Thousands of people in England and Wales with severe osteoporosis who are at high risk of fracture are set to benefit from a new treatment.
The National Institute for Health & Care Excellence (NICE) has recommended Romosozumab for people after menopause in final draft guidance published Friday 1 April 2022.
Over 20,000 people could be eligible for the treatment according to the company. Clinical trial evidence showed that romosozumab followed by alendronic acid is more effective at reducing the risk of fractures than alendronic acid alone.
Osteoporosis is a disease that causes bones to become thin and fragile. Many people with osteoporosis show no symptoms, but they may be at increased risk of fracture. Osteoporosis leads to nearly 9 million fractures around the world each year, and over 300,000 people per year attend hospitals in the UK with fractures caused by osteoporosis.
Helen Knight, acting director for medicines evaluation at NICE, said:
“People with severe osteoporosis often have a poorer quality of life. Fractures due to osteoporosis can lead to hospital stays and limit people’s mobility and independence. Romosozumab has shown clinically significant results that could have a huge impact on the lives of people who have severe osteoporosis.

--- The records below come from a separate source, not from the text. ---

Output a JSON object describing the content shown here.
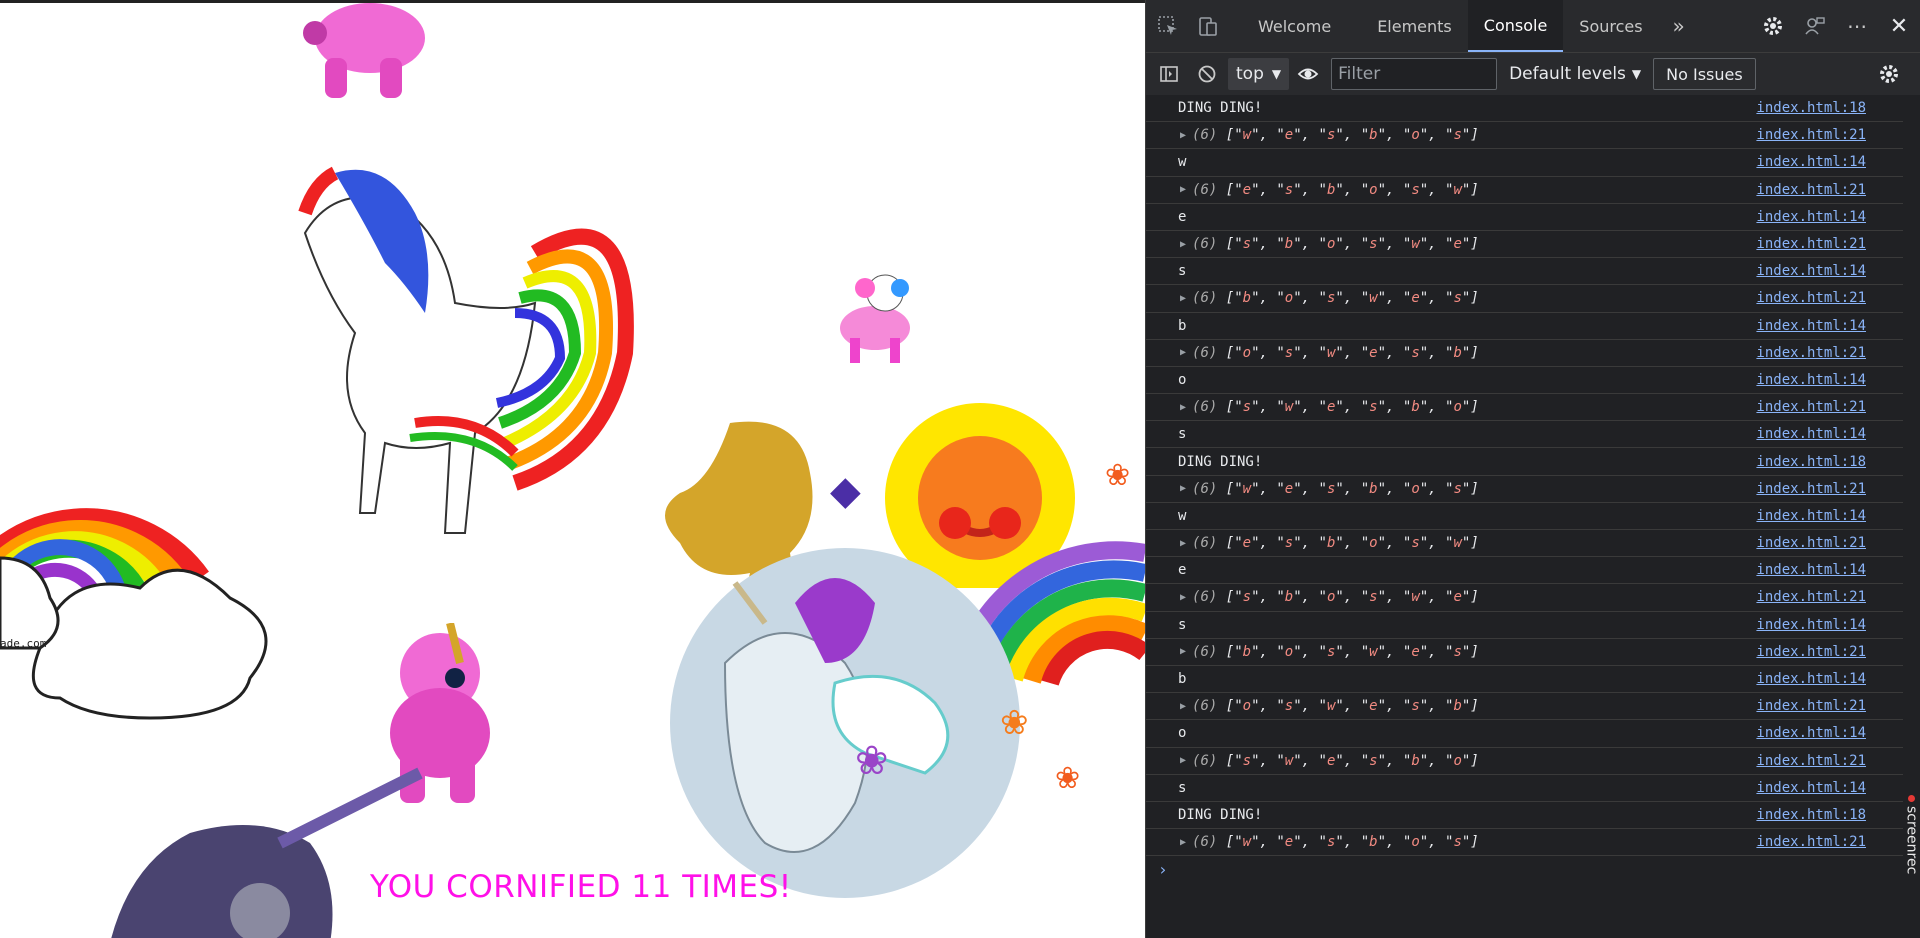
{
  "page": {
    "message": "YOU CORNIFIED 11 TIMES!",
    "artwork_text": "ade.com"
  },
  "devtools": {
    "tabs": [
      "Welcome",
      "Elements",
      "Console",
      "Sources"
    ],
    "active_tab": "Console",
    "more_tabs_icon": "chevron-double-right-icon",
    "toolbar": {
      "context": "top",
      "filter_placeholder": "Filter",
      "levels": "Default levels",
      "issues": "No Issues"
    },
    "messages": [
      {
        "type": "log",
        "text": "DING DING!",
        "src": "index.html:18"
      },
      {
        "type": "array",
        "text": [
          "w",
          "e",
          "s",
          "b",
          "o",
          "s"
        ],
        "src": "index.html:21"
      },
      {
        "type": "log",
        "text": "w",
        "src": "index.html:14"
      },
      {
        "type": "array",
        "text": [
          "e",
          "s",
          "b",
          "o",
          "s",
          "w"
        ],
        "src": "index.html:21"
      },
      {
        "type": "log",
        "text": "e",
        "src": "index.html:14"
      },
      {
        "type": "array",
        "text": [
          "s",
          "b",
          "o",
          "s",
          "w",
          "e"
        ],
        "src": "index.html:21"
      },
      {
        "type": "log",
        "text": "s",
        "src": "index.html:14"
      },
      {
        "type": "array",
        "text": [
          "b",
          "o",
          "s",
          "w",
          "e",
          "s"
        ],
        "src": "index.html:21"
      },
      {
        "type": "log",
        "text": "b",
        "src": "index.html:14"
      },
      {
        "type": "array",
        "text": [
          "o",
          "s",
          "w",
          "e",
          "s",
          "b"
        ],
        "src": "index.html:21"
      },
      {
        "type": "log",
        "text": "o",
        "src": "index.html:14"
      },
      {
        "type": "array",
        "text": [
          "s",
          "w",
          "e",
          "s",
          "b",
          "o"
        ],
        "src": "index.html:21"
      },
      {
        "type": "log",
        "text": "s",
        "src": "index.html:14"
      },
      {
        "type": "log",
        "text": "DING DING!",
        "src": "index.html:18"
      },
      {
        "type": "array",
        "text": [
          "w",
          "e",
          "s",
          "b",
          "o",
          "s"
        ],
        "src": "index.html:21"
      },
      {
        "type": "log",
        "text": "w",
        "src": "index.html:14"
      },
      {
        "type": "array",
        "text": [
          "e",
          "s",
          "b",
          "o",
          "s",
          "w"
        ],
        "src": "index.html:21"
      },
      {
        "type": "log",
        "text": "e",
        "src": "index.html:14"
      },
      {
        "type": "array",
        "text": [
          "s",
          "b",
          "o",
          "s",
          "w",
          "e"
        ],
        "src": "index.html:21"
      },
      {
        "type": "log",
        "text": "s",
        "src": "index.html:14"
      },
      {
        "type": "array",
        "text": [
          "b",
          "o",
          "s",
          "w",
          "e",
          "s"
        ],
        "src": "index.html:21"
      },
      {
        "type": "log",
        "text": "b",
        "src": "index.html:14"
      },
      {
        "type": "array",
        "text": [
          "o",
          "s",
          "w",
          "e",
          "s",
          "b"
        ],
        "src": "index.html:21"
      },
      {
        "type": "log",
        "text": "o",
        "src": "index.html:14"
      },
      {
        "type": "array",
        "text": [
          "s",
          "w",
          "e",
          "s",
          "b",
          "o"
        ],
        "src": "index.html:21"
      },
      {
        "type": "log",
        "text": "s",
        "src": "index.html:14"
      },
      {
        "type": "log",
        "text": "DING DING!",
        "src": "index.html:18"
      },
      {
        "type": "array",
        "text": [
          "w",
          "e",
          "s",
          "b",
          "o",
          "s"
        ],
        "src": "index.html:21"
      }
    ],
    "watermark": "screenrec",
    "colors": {
      "accent": "#8ab4f8",
      "string": "#f28b82",
      "cornify_text": "#ff10e8"
    }
  }
}
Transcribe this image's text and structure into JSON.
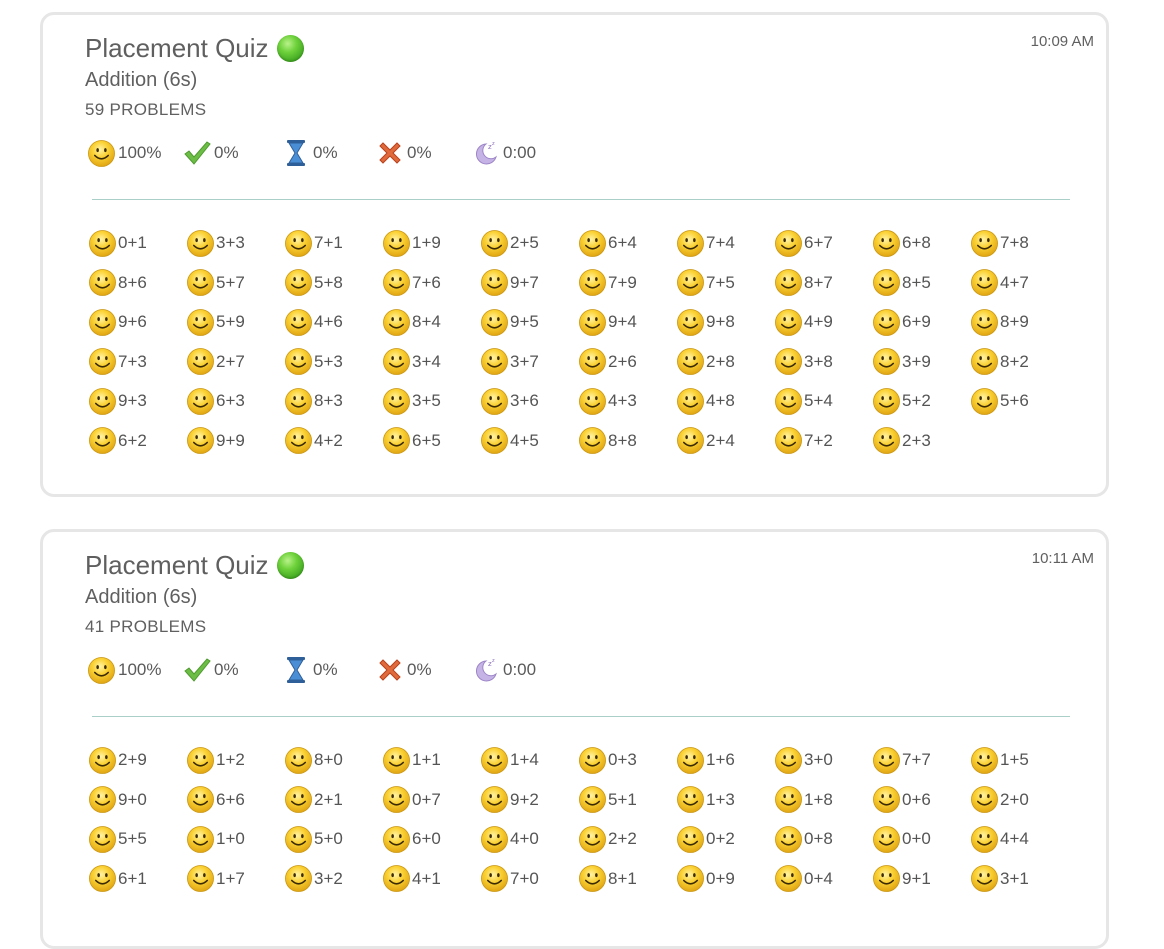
{
  "cards": [
    {
      "title": "Placement Quiz",
      "time": "10:09 AM",
      "subtitle": "Addition (6s)",
      "count": "59 PROBLEMS",
      "stats": {
        "smiley": "100%",
        "check": "0%",
        "hourglass": "0%",
        "cross": "0%",
        "time_icon": "0:00"
      },
      "problems": [
        "0+1",
        "3+3",
        "7+1",
        "1+9",
        "2+5",
        "6+4",
        "7+4",
        "6+7",
        "6+8",
        "7+8",
        "8+6",
        "5+7",
        "5+8",
        "7+6",
        "9+7",
        "7+9",
        "7+5",
        "8+7",
        "8+5",
        "4+7",
        "9+6",
        "5+9",
        "4+6",
        "8+4",
        "9+5",
        "9+4",
        "9+8",
        "4+9",
        "6+9",
        "8+9",
        "7+3",
        "2+7",
        "5+3",
        "3+4",
        "3+7",
        "2+6",
        "2+8",
        "3+8",
        "3+9",
        "8+2",
        "9+3",
        "6+3",
        "8+3",
        "3+5",
        "3+6",
        "4+3",
        "4+8",
        "5+4",
        "5+2",
        "5+6",
        "6+2",
        "9+9",
        "4+2",
        "6+5",
        "4+5",
        "8+8",
        "2+4",
        "7+2",
        "2+3"
      ]
    },
    {
      "title": "Placement Quiz",
      "time": "10:11 AM",
      "subtitle": "Addition (6s)",
      "count": "41 PROBLEMS",
      "stats": {
        "smiley": "100%",
        "check": "0%",
        "hourglass": "0%",
        "cross": "0%",
        "time_icon": "0:00"
      },
      "problems": [
        "2+9",
        "1+2",
        "8+0",
        "1+1",
        "1+4",
        "0+3",
        "1+6",
        "3+0",
        "7+7",
        "1+5",
        "9+0",
        "6+6",
        "2+1",
        "0+7",
        "9+2",
        "5+1",
        "1+3",
        "1+8",
        "0+6",
        "2+0",
        "5+5",
        "1+0",
        "5+0",
        "6+0",
        "4+0",
        "2+2",
        "0+2",
        "0+8",
        "0+0",
        "4+4",
        "6+1",
        "1+7",
        "3+2",
        "4+1",
        "7+0",
        "8+1",
        "0+9",
        "0+4",
        "9+1",
        "3+1"
      ]
    }
  ],
  "icons": {
    "status": "green-status-icon",
    "smiley": "smiley-icon",
    "check": "check-icon",
    "hourglass": "hourglass-icon",
    "cross": "cross-icon",
    "moon": "moon-sleep-icon"
  },
  "colors": {
    "status_green": "#4caf2a",
    "smiley_yellow": "#f5c518",
    "check_green": "#6cbd45",
    "hourglass_blue": "#3f7fc4",
    "cross_red": "#d9542c",
    "moon_purple": "#b9a4d8",
    "divider": "#a9cfc8"
  }
}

“It is the first new treatment for osteoporosis for several years and I’m delighted we have been able to recommend this drug as an option for people with severe osteoporosis.”